Complete recovery may take several weeks. Here are some helpful guidelines to follow as you heal:
Your doctor may be give you blood thinning medicine to prevent blood clots after a TAVI. To make sure you’re getting the right dose, you may need to have your blood checked regularly.
Walk around as much as possible.
Gradually resume normal activities, but avoid any heavy lifting.
Ask your doctors when you can resume driving, work, and sexual activity.
Watch your groin for any sign of swelling, redness, bleeding, or discharge.
Let your doctor know if you feel any pain or have fever, bleeding, or shortness of breath.
Eat a heart-healthy diet and maintain a healthy weight.

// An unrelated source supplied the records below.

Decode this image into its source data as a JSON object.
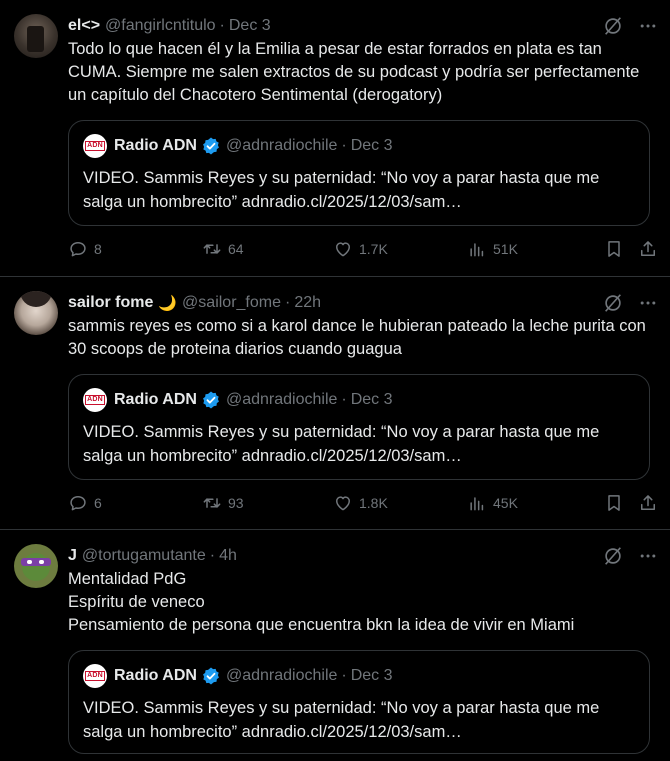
{
  "colors": {
    "background": "#000000",
    "text": "#e7e9ea",
    "muted": "#71767b",
    "border": "#2f3336",
    "verified": "#1d9bf0"
  },
  "tweets": [
    {
      "name": "el<>",
      "handle": "@fangirlcntitulo",
      "time": "Dec 3",
      "text": "Todo lo que hacen él y la Emilia a pesar de estar forrados en plata es tan CUMA. Siempre me salen extractos de su podcast y podría ser perfectamente un capítulo del Chacotero Sentimental (derogatory)",
      "quote": {
        "name": "Radio ADN",
        "handle": "@adnradiochile",
        "time": "Dec 3",
        "logo": "ADN",
        "text": "VIDEO. Sammis Reyes y su paternidad: “No voy a parar hasta que me salga un hombrecito” adnradio.cl/2025/12/03/sam…"
      },
      "replies": "8",
      "retweets": "64",
      "likes": "1.7K",
      "views": "51K"
    },
    {
      "name": "sailor fome",
      "emoji": "🌙",
      "handle": "@sailor_fome",
      "time": "22h",
      "text": "sammis reyes es como si a karol dance le hubieran pateado la leche purita con 30 scoops de proteina diarios cuando guagua",
      "quote": {
        "name": "Radio ADN",
        "handle": "@adnradiochile",
        "time": "Dec 3",
        "logo": "ADN",
        "text": "VIDEO. Sammis Reyes y su paternidad: “No voy a parar hasta que me salga un hombrecito” adnradio.cl/2025/12/03/sam…"
      },
      "replies": "6",
      "retweets": "93",
      "likes": "1.8K",
      "views": "45K"
    },
    {
      "name": "J",
      "handle": "@tortugamutante",
      "time": "4h",
      "text": "Mentalidad PdG\nEspíritu de veneco\nPensamiento de persona que encuentra bkn la idea de vivir en Miami",
      "quote": {
        "name": "Radio ADN",
        "handle": "@adnradiochile",
        "time": "Dec 3",
        "logo": "ADN",
        "text": "VIDEO. Sammis Reyes y su paternidad: “No voy a parar hasta que me salga un hombrecito” adnradio.cl/2025/12/03/sam…"
      }
    }
  ],
  "icons": {
    "grok": "grok-icon",
    "more": "more-icon",
    "reply": "reply-icon",
    "retweet": "retweet-icon",
    "like": "heart-icon",
    "views": "views-icon",
    "bookmark": "bookmark-icon",
    "share": "share-icon"
  }
}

Tell all your healthcare providers and dentists you’ve had a valve replacement. You will need to take antibiotics before you have dental work, as prescribed by your healthcare provider. This is to help prevent bacteria from harming your new heart valve.
Before you agree to the test or the procedure make sure you know:
The name of the test or procedure
The reason you are having the test or procedure
What results to expect and what they mean
The risks and benefits of the test or procedure
What the possible side effects or complications are
When and where you are to have the test or procedure
Who will do the test or procedure and what that person’s qualifications are
What would happen if you did not have the test or procedure
Any alternative tests or procedures to think about
When and how you will get the results
Who to call after the test or procedure if you have questions or problems
How much you will have to pay for the test or procedure